Easy to clean
Keep your shoes in top condition if you plan to use them for climbing. Otherwise, they could develop sticky soles that ruin their grip, potentially ruining them forever. There are a few easy solutions for cleaning sticky soles without damaging rubber and adhesives on shoes; one way is using a waterless hand cleaner such as Windex, which contains isopropanol with low molecular weight thickener that removes grease without harming adhesives on shoes.
Another effective method for cleaning sticky soles is scrubbing them with a rag dampened with water and dish soap, softening the sticky substance so it’s easier to scrape away. You could also try dabbing some lighter fluid (naphtha) onto a cloth to loosen and dissolve any adherence on your shoes.

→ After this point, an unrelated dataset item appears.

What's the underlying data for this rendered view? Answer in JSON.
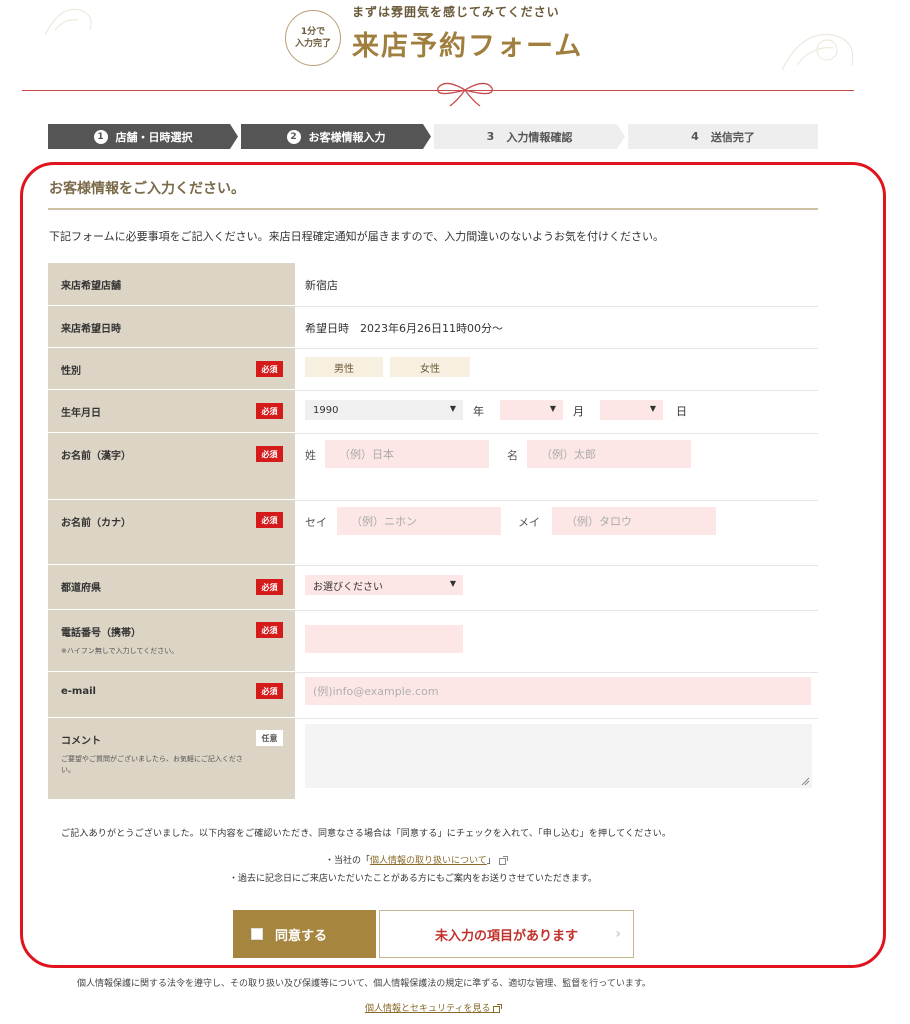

Note that not all rubber compounds are created equal; certain combinations may be better suited for specific climbs, and some are more slippery on wet rock than others. Five Ten’s Mi6 rubber is softer than their classic C4 variety and performs better at sticking well without giving out too quickly; it’s incredibly well suited to overhanging climbs due to being flexible without giving in too much, but not as sticky on wet rock as standard Vibram or Haglofs soles.
Grippier soles can wear down over time. You can try making them more grippable again by dusting them with corn starch or talcum powder and cleaning them with a dryer sheet, or spray them with a mixture of one part mild soap and eight parts water.
Easy to maintain
If your soles have become sticky due to oxidation or moisture exposure, dust them with corn starch or talcum powder to see if that helps. Alternately, you could resole them, but this can take time and be expensive; within 30 days of purchase, you may return your boots to the store to be resolved – also, check manufacturer websites for return policies if applicable.
Rubber soles are composed of various compounds. While some soles may contain natural rubber that grows on trees (albeit rarely anymore), most are synthetic rubbers derived from petroleum chemicals that allow engineers to manipulate grip, durability, and other properties through proportion alterations; it’s like playing alchemy.
Stickier rubbers tend to perform better on wet rock. Five Ten rock-boot makers take great care when designing their products with different grippier rubbers for other conditions; their high-friction Mi6 rubber is much softer than standard C4 rubber, making it perfect for footholds that need maximum purchase with reduced rubber contact.